Bayer’s One A Day Vitacraves Adult Multivitamin photos that are part of the decision in Brady v. Bayer.

A California appellate court has breathed new life into a lawsuit against Bayer Corp. that claims  the pharmaceutical company misled consumers about the potency of a certain line of its “One A Day” brand vitamins.

The Fourth District Court of Appeal on Friday found language on the back of containers of Bayer’s One A Day VitaCraves Adult Multivitamin advising consumers to consume two of the gummy vitamins to meet daily recommended values was not enough “to overcome the prominent and arguably advisory brand name of the product.”

Above the “Supplement Facts” on the label on the back of the bottle, it says “Directions: Adults and children 4 years of age and above. Chew two gummies daily.” But Fourth District Justice William Bedsworth noted that the directions contradicted the more prominently displayed brand name on the front of the bottle, and that they were written “in the smallest lettering on the bottle, an ocular challenge even when the bottle is full-sized and held in good light.”

“Bayer says consumers look at the label and decide just how much selenium, biotin, pantothenic acid and zinc they need and then make their purchase after comparing those values with the labels on the vitamin bottles,” Bedsworth wrote. “That’s a stretch.”

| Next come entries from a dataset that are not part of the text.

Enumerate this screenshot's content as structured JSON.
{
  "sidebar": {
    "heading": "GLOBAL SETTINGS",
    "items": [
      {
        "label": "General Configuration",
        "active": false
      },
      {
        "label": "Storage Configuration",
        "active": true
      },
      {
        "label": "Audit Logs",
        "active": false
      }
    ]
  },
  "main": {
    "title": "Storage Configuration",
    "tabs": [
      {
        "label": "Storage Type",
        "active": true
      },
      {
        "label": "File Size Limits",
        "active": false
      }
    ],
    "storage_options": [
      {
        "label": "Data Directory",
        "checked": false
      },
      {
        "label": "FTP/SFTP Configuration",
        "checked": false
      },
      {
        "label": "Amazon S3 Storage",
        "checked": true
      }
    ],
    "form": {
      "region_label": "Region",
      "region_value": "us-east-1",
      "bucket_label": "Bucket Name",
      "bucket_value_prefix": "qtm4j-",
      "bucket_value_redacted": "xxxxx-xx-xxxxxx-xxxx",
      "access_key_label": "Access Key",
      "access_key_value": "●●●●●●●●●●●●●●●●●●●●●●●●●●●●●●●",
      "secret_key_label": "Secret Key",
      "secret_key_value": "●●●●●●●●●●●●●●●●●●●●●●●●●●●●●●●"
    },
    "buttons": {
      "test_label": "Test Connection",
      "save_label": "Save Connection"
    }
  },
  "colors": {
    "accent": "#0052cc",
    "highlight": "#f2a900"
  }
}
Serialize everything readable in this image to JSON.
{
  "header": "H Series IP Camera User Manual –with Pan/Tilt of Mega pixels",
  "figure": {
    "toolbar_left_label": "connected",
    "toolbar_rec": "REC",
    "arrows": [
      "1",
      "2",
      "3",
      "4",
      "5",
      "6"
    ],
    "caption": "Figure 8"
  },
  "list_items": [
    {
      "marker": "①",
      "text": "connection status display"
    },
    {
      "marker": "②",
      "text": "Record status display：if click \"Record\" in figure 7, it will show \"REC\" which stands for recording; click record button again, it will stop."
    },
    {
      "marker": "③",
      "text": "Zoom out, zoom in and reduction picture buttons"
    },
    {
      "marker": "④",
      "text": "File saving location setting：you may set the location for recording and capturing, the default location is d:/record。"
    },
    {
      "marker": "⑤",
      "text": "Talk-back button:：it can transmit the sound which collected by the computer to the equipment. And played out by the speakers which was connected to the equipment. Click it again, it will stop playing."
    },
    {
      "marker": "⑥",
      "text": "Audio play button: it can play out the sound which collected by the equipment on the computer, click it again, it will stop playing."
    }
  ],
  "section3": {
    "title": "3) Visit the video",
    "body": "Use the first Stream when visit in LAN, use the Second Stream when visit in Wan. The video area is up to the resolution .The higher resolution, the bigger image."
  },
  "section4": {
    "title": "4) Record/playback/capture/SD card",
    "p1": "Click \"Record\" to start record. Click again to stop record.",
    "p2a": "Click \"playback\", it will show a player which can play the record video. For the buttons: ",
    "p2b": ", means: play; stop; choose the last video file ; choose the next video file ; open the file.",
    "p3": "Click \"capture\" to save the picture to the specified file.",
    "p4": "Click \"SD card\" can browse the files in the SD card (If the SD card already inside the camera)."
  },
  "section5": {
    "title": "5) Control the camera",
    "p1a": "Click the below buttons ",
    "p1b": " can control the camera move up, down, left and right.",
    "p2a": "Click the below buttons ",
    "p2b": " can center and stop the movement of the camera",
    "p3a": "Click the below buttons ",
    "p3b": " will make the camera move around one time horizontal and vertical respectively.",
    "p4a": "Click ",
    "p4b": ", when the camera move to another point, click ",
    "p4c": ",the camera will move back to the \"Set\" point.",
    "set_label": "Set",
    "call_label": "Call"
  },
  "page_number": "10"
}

The Fourth District’s decision comes after two federal courts dismissed lawsuits targeting Bayer with similar claims related to the discordant brand name and dosing instructions. Bedsworth, who was joined in his decision by Presiding Justice Kathleen O’Leary and Justice Richard Aronson, however, disagreed with the two federal judges who concluded that any reasonable consumer would read the label of a “medicine-like” product like vitamins.

The One A Day products, Bedsworth wrote, “are targeted at more casual consumers” than the sorts who peruse labels in health food stores. “Not only are two different kinds of sugars (glucose syrup and sucrose) listed as the most prominent ingredients, but each gummie—depending upon flavor—contains one of three kinds of artificial dye,” Bedsworth added in a footnote. “These are mass-market products. They’re gummies, for crying out loud.”

Bayer’s lawyer, David Carpenter of Sidley Austin, didn’t respond to a message Friday afternoon. A company spokeswoman said in an email Monday that the ruling didn’t address the merits of the case, and Bayer looked “forward to presenting our defense in court.”

Scott Cooper, the lead plaintiffs lawyer on the case, was appointed to the Orange County Superior Court bench while the case was pending on appeal. His former associate, Samantha Smith, continues to handle the case at her new firm, Aegis Law.

“We are pleased with the court’s decision and look forward to continuing to litigate the case on behalf of consumers,” Smith said in an emailed statement.

 

Read the decision below: